The plainer, low-key translation of the sculptural qualities of the Art Nouveau in America is exemplified by the stylized foliage, simple outline, and silky matte glaze of Grueby pottery. A vase purchased by the museum in 1911 for half of its retail cost of $50 (Fig. 11), was modeled by Ruth Erickson (ca. 1899–1910), but, as was usually true in art potteries, her role in the artistic development of the vase was limited to the physical application of someone else’s designs. Inspired by French potters seen at international exhibitions, Grueby achieved huge success, winning a gold medal at the Paris exposition of 1900 and the Saint Louis exposition in 1904. Ironically, Grueby’s participation in the Newark Museum’s 1910 exhibition was the last public display of Grueby pottery in William Grueby’s (1867–1925) lifetime. For all his artistic success, the financial aspect of running an art pottery had eluded him.
Former Rookwood decorator Artus Van Briggle was already long dead by the time his work was included in the Newark Museum exhibition in 1910 (Fig. 12). Van Briggle had adapted French art pottery’s low-relief sculptural effects and focus on superb glazes to the American market, slip-casting his designs and experimenting with innovative glazes.7 His enterprising widow continued to develop Van Briggle designs for decades after her husband’s death. With converse irony, Van Briggle’s commercial success has resulted in its artistic devaluation in the eyes of collectors and curators.
|100 Masterpieces of Art Pottery, 1880–1930 will run until January 10, 2010, at the Newark Museum. Art pottery, in all its manifestations between 1880 and 1930, is explored in the accompanying centennial catalogue. |

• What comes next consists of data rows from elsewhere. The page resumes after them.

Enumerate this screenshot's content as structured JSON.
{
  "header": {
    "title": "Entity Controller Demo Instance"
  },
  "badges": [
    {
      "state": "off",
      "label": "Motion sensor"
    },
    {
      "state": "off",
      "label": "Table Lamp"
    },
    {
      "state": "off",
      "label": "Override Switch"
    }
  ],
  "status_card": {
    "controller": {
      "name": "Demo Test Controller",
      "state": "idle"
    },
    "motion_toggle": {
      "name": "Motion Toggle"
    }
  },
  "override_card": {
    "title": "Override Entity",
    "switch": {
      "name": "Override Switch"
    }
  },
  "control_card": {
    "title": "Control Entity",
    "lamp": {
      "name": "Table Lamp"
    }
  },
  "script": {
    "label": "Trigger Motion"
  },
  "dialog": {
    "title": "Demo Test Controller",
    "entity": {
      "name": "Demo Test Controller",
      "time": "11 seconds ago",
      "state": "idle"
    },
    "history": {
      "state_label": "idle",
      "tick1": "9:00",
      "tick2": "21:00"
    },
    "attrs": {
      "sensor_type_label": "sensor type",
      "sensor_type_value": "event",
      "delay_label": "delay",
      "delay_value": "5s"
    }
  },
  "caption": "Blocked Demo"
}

|Ulysses Grant Dietz is curator of decorative arts at The Newark Museum, Newark, New Jersey. |
| 1. Ulysses G. Dietz, “Art Pottery 1880–1920,” in Barbara Perry, ed., American Ceramics, The Collection of Everson Museum of Art (Syracuse and New York: Everson Museum of Art and Rizzoli, 1989), 61.|
2. See Alice Cooney Frelinghuysen, “Aesthetic Forms in Ceramics and Glass,” in In Pursuit of Beauty, Americans and the Aesthetic Movement (New York: The Metropolitan Museum of Art and Rizzoli, 1986), 228.

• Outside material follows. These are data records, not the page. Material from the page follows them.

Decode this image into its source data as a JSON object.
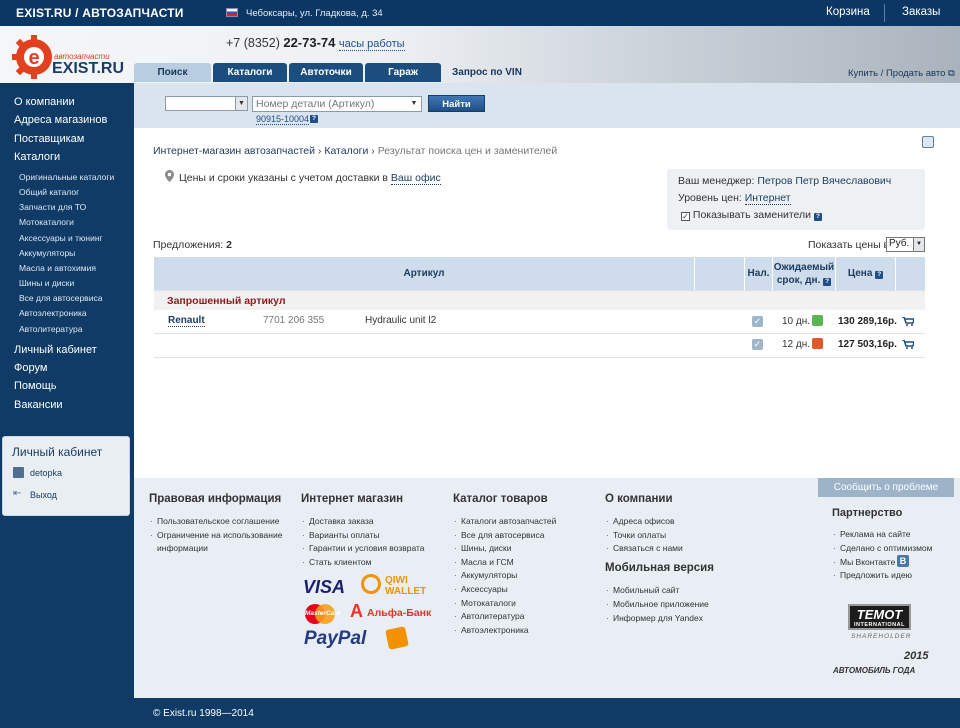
{
  "topbar": {
    "brand": "EXIST.RU / АВТОЗАПЧАСТИ",
    "city": "Чебоксары, ул. Гладкова, д. 34",
    "cart": "Корзина",
    "orders": "Заказы"
  },
  "header": {
    "phone_prefix": "+7 (8352)",
    "phone_number": "22-73-74",
    "hours": "часы работы",
    "logo_small": "автозапчасти",
    "logo_main": "EXIST.RU",
    "sell_buy": "Купить / Продать авто"
  },
  "tabs": [
    "Поиск",
    "Каталоги",
    "Автоточки",
    "Гараж",
    "Запрос по VIN"
  ],
  "sidebar": {
    "top": [
      "О компании",
      "Адреса магазинов",
      "Поставщикам",
      "Каталоги"
    ],
    "catalogs": [
      "Оригинальные каталоги",
      "Общий каталог",
      "Запчасти для ТО",
      "Мотокаталоги",
      "Аксессуары и тюнинг",
      "Аккумуляторы",
      "Масла и автохимия",
      "Шины и диски",
      "Все для автосервиса",
      "Автоэлектроника",
      "Автолитература"
    ],
    "bottom": [
      "Личный кабинет",
      "Форум",
      "Помощь",
      "Вакансии"
    ],
    "cabinet": {
      "title": "Личный кабинет",
      "user": "detopka",
      "logout": "Выход"
    }
  },
  "search": {
    "placeholder": "Номер детали (Артикул)",
    "button": "Найти",
    "example": "90915-10004",
    "q": "?"
  },
  "breadcrumb": {
    "home": "Интернет-магазин автозапчастей",
    "catalogs": "Каталоги",
    "current": "Результат поиска цен и заменителей",
    "sep": "›"
  },
  "delivery": {
    "text": "Цены и сроки указаны с учетом доставки в",
    "link": "Ваш офис"
  },
  "manager": {
    "label": "Ваш менеджер:",
    "name": "Петров Петр Вячеславович",
    "level_label": "Уровень цен:",
    "level": "Интернет",
    "show_repl": "Показывать заменители"
  },
  "offers": {
    "label": "Предложения:",
    "count": "2",
    "show_prices": "Показать цены в",
    "currency": "Руб."
  },
  "table": {
    "headers": {
      "article": "Артикул",
      "avail": "Нал.",
      "term": "Ожидаемый срок, дн.",
      "price": "Цена"
    },
    "section": "Запрошенный артикул",
    "brand": "Renault",
    "number": "7701 206 355",
    "desc": "Hydraulic unit l2",
    "rows": [
      {
        "days": "10 дн.",
        "price": "130 289,16р.",
        "color": "#5ab552"
      },
      {
        "days": "12 дн.",
        "price": "127 503,16р.",
        "color": "#e0582b"
      }
    ]
  },
  "footer": {
    "legal": {
      "title": "Правовая информация",
      "items": [
        "Пользовательское соглашение",
        "Ограничение на использование",
        "информации"
      ]
    },
    "shop": {
      "title": "Интернет магазин",
      "items": [
        "Доставка заказа",
        "Варианты оплаты",
        "Гарантии и условия возврата",
        "Стать клиентом"
      ]
    },
    "catalog": {
      "title": "Каталог товаров",
      "items": [
        "Каталоги автозапчастей",
        "Все для автосервиса",
        "Шины, диски",
        "Масла и ГСМ",
        "Аккумуляторы",
        "Аксессуары",
        "Мотокаталоги",
        "Автолитература",
        "Автоэлектроника"
      ]
    },
    "about": {
      "title": "О компании",
      "items": [
        "Адреса офисов",
        "Точки оплаты",
        "Связаться с нами"
      ]
    },
    "mobile": {
      "title": "Мобильная версия",
      "items": [
        "Мобильный сайт",
        "Мобильное приложение",
        "Информер для Yandex"
      ]
    },
    "partner": {
      "title": "Партнерство",
      "items": [
        "Реклама на сайте",
        "Сделано с оптимизмом",
        "Мы Вконтакте",
        "Предложить идею"
      ]
    },
    "problem": "Сообщить о проблеме",
    "pay": {
      "visa": "VISA",
      "qiwi1": "QIWI",
      "qiwi2": "WALLET",
      "mc": "MasterCard",
      "alfa": "Альфа-Банк",
      "paypal": "PayPal"
    },
    "temot1": "TEMOT",
    "temot2": "INTERNATIONAL",
    "temot3": "SHAREHOLDER",
    "award_year": "2015",
    "award": "АВТОМОБИЛЬ ГОДА",
    "vk": "B",
    "copyright": "© Exist.ru 1998—2014"
  }
}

3. He taught in Saint Louis and in Cincinnati, where he fired some of Maria Longworth Nichols’ own amateur china painted ceramics. See Alice Cooney Frelinghuysen, “Aesthetic Forms in Ceramics and Glass,” in In Pursuit of Beauty, Americans and the Aesthetic Movement (New York: The Metropolitan Museum of Art and Rizzoli, 1986), 426.

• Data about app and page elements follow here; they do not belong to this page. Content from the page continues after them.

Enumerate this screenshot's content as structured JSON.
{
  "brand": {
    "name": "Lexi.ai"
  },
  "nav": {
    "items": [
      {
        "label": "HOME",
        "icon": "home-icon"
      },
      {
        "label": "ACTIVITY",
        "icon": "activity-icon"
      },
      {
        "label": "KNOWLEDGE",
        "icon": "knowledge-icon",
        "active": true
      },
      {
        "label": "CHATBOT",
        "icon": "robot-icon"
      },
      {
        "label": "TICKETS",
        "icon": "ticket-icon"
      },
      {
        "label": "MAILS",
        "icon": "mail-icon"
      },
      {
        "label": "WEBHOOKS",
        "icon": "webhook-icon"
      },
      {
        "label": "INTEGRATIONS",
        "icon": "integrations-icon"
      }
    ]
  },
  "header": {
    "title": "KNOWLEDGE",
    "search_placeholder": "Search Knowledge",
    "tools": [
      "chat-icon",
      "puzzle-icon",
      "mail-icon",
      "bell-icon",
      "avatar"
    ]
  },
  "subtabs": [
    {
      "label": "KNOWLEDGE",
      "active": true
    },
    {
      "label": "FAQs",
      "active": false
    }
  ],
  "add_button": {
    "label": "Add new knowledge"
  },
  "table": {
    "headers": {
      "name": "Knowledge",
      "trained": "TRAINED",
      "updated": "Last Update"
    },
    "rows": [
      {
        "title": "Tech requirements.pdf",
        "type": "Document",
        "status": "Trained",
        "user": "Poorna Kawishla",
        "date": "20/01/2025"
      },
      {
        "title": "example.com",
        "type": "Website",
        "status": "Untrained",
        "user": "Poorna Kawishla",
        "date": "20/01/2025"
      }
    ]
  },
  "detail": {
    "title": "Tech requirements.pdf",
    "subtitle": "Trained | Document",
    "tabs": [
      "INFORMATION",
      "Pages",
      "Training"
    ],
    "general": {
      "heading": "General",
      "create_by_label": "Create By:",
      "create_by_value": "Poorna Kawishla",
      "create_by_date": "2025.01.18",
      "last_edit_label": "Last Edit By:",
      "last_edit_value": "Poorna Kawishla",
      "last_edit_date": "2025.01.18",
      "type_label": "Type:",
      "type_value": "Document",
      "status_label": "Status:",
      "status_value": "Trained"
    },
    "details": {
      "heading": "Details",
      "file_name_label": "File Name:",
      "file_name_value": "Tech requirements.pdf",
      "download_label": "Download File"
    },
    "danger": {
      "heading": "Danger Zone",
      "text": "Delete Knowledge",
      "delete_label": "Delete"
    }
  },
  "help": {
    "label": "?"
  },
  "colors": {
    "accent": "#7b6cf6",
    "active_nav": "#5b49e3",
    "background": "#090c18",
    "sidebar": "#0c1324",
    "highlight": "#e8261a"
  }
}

4. See Paul Evans, “Context and Theory, Binns as the Father of American Studio Ceramics,” in Margaret Carney, ed., Charles Fergus Binns The Father of American Studio Ceramics (New York City and Alfred, NY, Hudson Hills Press and New York State College of Ceramics at Alfred University, 1998), 103. Also Paul Evans, Art Pottery of the United States (New York: Charles Scribner’s Sons, 1974, reissued by Feingold & Lewis Publishing Group, 1987), 83.
5. See Henry-Pierre Fourest, L’Art de la Poterie en France de Rodin a Dufy (Sèvres, France: Musée National de Céramique, 1971), 25. Also see www.ceramique1900.com/dalpayrat.html and www.fr.wikipedia.org/wiki/Pierre-Adrien_Dalpayrat.
6. For a detailed history of early porcelain sculpture in America, see Alice Cooney Frelinghuysen, American Porcelain, 1770–1920 (New York: The Metropolitan Museum of Art, 1989), 166–179.
7. See Barbara M. Arnest, ed., Van Briggle Pottery, The Early Years (Colorado Springs: Colorado Springs Fine Arts Center, 1975), 65–66.